The Road Now Taken: Best Practices in Remote Workforce Recruitment
You sprint to the road you usually take, but you were suddenly stopped and kicked to the road less traveled by. Well, at least Robert Frost (unlike us) had a choice and he chose the road not taken. But, whether it’s forced or by choice, he was right. It has made all the difference.
Three years ago, we had to let go of what’s normal; the usual out-of-towns, social gatherings, even the daily commute to work and the hustle and bustle of the workplace. It’s unsettling, threw you off balance even.
Fast forward to the present, and two roads, yet again, diverge. You are given an opportunity, unlike Frost, to go back and choose. You can easily opt for the one you were supposed to take, but, having taken the road less traveled by, you know now that “normal” is not always what’s best, and what you’re used to is not necessarily what you want.
Remote work is a route not commonly taken before the pandemic but after facing COVID-19 and all its restrictions, as well as the “Great Resignation Era,” more employers have taken a leap to remote workforce recruitment and management. In fact, 76% of business owners think that remote work will be the new normal. Furthermore, it is projected that 36.2 million U.S. workers will be remote by 2025.
Hiring remote employees will not only help you combat the “Great Resignation Era,” it will also provide you with talents and skills rarely found in your area. Here are some of the best practices when recruiting remote employees.
Establish and Strengthen Your Employer Brand Online.
If you are a small or medium local business, the best way to reach out to jobseekers across the U.S. and in other countries is by establishing and leveraging your online presence to introduce your employer brand and position yourself as an employer of choice for remote employees.
Here are some platforms you can use:
LinkedIn is an online professional networking site where employers can create their business pages, publish photos, feature their blogs, and post their job openings. Ensure that your employees have your business listed as their workplace for credibility and better visibility.
Facebook is still the most used social media platform in the U.S. with 74.2% of all social media users enrolled. Furthermore, it is saturated with 25 to 34 year olds which make up a majority of the working population.
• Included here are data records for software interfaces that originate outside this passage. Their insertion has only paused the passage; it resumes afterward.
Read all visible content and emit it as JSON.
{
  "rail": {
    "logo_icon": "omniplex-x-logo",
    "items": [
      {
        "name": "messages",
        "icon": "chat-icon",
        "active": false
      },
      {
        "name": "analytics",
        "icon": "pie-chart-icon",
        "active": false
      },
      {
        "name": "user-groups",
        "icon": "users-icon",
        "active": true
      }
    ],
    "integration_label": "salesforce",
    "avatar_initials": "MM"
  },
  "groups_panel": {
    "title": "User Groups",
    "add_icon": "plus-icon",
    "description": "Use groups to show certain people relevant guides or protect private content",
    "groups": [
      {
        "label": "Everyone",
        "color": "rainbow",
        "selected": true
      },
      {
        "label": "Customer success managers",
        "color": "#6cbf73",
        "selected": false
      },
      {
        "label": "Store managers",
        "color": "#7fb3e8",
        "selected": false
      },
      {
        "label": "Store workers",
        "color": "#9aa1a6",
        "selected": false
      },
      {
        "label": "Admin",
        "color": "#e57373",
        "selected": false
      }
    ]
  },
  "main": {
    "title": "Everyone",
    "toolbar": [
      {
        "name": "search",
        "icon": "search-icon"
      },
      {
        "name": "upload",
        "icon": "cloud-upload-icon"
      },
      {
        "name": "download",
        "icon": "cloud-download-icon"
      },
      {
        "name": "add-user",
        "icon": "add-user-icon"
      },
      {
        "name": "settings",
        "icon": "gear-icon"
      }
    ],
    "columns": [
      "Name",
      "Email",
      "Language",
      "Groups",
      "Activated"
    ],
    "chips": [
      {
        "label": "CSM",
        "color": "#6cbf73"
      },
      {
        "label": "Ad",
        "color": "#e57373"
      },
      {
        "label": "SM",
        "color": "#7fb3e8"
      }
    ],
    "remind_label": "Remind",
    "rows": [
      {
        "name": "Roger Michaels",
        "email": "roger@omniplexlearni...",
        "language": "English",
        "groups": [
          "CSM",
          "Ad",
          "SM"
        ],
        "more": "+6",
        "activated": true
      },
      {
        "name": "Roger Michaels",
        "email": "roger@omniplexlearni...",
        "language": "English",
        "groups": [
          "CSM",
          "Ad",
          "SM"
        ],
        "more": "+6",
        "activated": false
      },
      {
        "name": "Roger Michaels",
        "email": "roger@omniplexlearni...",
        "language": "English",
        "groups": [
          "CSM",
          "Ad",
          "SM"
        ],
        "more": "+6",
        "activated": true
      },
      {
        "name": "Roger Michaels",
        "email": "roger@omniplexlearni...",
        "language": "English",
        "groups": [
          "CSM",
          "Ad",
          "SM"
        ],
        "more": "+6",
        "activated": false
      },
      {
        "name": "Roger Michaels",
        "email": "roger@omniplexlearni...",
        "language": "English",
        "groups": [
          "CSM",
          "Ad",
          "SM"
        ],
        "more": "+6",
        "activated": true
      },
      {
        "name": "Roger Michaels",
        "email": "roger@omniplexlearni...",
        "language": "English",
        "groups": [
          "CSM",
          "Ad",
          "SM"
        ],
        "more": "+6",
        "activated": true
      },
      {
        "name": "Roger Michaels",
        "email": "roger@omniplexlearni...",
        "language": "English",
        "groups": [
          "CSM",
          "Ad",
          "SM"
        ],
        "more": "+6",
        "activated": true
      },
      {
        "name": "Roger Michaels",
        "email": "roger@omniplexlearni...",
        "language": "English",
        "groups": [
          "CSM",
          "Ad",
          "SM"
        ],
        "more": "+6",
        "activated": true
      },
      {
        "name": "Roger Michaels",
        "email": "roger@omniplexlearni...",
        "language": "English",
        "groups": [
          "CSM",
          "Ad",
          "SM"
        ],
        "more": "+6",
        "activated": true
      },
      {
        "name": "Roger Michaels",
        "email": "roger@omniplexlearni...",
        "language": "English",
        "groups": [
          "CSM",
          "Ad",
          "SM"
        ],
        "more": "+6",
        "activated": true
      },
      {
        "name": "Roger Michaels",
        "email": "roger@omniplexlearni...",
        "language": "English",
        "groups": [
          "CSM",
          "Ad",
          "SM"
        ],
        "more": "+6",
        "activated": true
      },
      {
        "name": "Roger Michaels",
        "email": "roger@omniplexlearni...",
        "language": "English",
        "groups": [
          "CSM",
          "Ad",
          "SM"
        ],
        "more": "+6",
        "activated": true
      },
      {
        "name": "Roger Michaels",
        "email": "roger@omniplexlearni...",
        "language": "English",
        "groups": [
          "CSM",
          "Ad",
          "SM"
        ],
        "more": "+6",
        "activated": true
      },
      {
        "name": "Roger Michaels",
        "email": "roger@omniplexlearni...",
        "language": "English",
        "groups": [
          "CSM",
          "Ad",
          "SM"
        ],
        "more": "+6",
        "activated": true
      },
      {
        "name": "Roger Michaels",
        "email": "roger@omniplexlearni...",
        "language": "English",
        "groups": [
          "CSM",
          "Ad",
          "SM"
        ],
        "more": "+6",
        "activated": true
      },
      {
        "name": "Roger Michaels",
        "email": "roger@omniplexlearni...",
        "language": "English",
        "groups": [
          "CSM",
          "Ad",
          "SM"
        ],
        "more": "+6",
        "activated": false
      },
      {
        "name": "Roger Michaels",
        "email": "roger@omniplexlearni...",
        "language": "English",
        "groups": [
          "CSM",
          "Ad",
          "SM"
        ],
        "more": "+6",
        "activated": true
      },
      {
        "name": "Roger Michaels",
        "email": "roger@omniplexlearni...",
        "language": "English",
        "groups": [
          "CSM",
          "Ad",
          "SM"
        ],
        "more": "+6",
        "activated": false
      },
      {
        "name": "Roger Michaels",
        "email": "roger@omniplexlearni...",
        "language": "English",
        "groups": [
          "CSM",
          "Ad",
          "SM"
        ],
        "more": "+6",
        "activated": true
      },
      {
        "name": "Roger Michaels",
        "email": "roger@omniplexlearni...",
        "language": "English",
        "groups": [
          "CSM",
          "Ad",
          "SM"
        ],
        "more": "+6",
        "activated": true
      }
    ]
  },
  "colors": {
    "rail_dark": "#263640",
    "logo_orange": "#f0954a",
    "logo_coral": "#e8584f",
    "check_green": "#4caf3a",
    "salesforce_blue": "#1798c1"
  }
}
This makes Facebook the best social media site to get leads from.
Instagram has evolved into a lifestyle sharing application so it’s the perfect spot to promote your people and culture by posting videos and photos of your employee engagement activities and events. It’s also a space where you can share employee testimonials to present your company’s values and way of working, and highlight your employee wellness programs and benefits. Leave the hard selling to LinkedIn and Facebook, and utilize Instagram for your brand to grow on your audience.
Leads may come from different online platforms, but it’s usually inside a company’s website where they make the final decision on whether to apply or not. Create a website that catalogues all information about your company such as your mission, vision, core values, culture, employee engagement, benefits, and job openings.
Comb through Your Talent Pool and Old Employees Database.
There may be talents whose applications you’ve rejected before because they live too far from your office, or old employees who left on good terms but resigned because they were moving somewhere far or due to COVID-19. Whatever the reason, there may be a few which you can tap to return as remote employees.
Launch A Referral Program.
Your best brand ambassadors are your employees. Encourage them to talk about you and to invite friends and acquaintances from other places to work for you, by incentivizing successful referrals. This can be done digitally with an established points and rewards system. As a bonus, you can also put up lead magnets on the online referral portal or landing page (Eg. Apply now and get a signing bonus/ special gift) to make it hard for referrals to refuse.
Use The Right Tools for Assessments.
A lot of communication barriers, like language and cultural differences and physical barriers, must be overcome for a smooth application process. To top this off, imagine deciphering chopped sentences in between interview questions. That’s why various online tools are needed when conducting interviews and assessments for remote workforce applicants. Contact us now and we can recommend a few to you.
Ask The Right Questions.
Hiring remote employees in itself is a risk. Trust and confidence must be established from the beginning because he/she would have no one looking over his/her shoulders while working. The person you’re hiring must be someone who can work with limited supervision and has a strong work ethic. Asking the right questions can help you assess not only an applicant’s culture fit and skills, but also his/her work ethic.
Here are some questions you may want to ask:
- Do you have any experience working remotely?
- How do you maintain your focus when working from home?
- How do you manage your time?
- Compare your productivity when working offsite vs. onsite.
- Do you consider communication with your colleagues and boss a great challenge when working remotely? If so, how would you overcome it?
- What are the other challenges of working offsite and how would you overcome them?
- What would be your approach on work-life balance when you’re working offsite?
Most employers’ shift to remote workforce recruitment and management, although forced, has indeed made all the difference. Now the question is, is it the best route to opt for and how will employers manage it in the long run? Consult with us at Workforce Solutions today and find out if remote workforce recruitment and management is for you.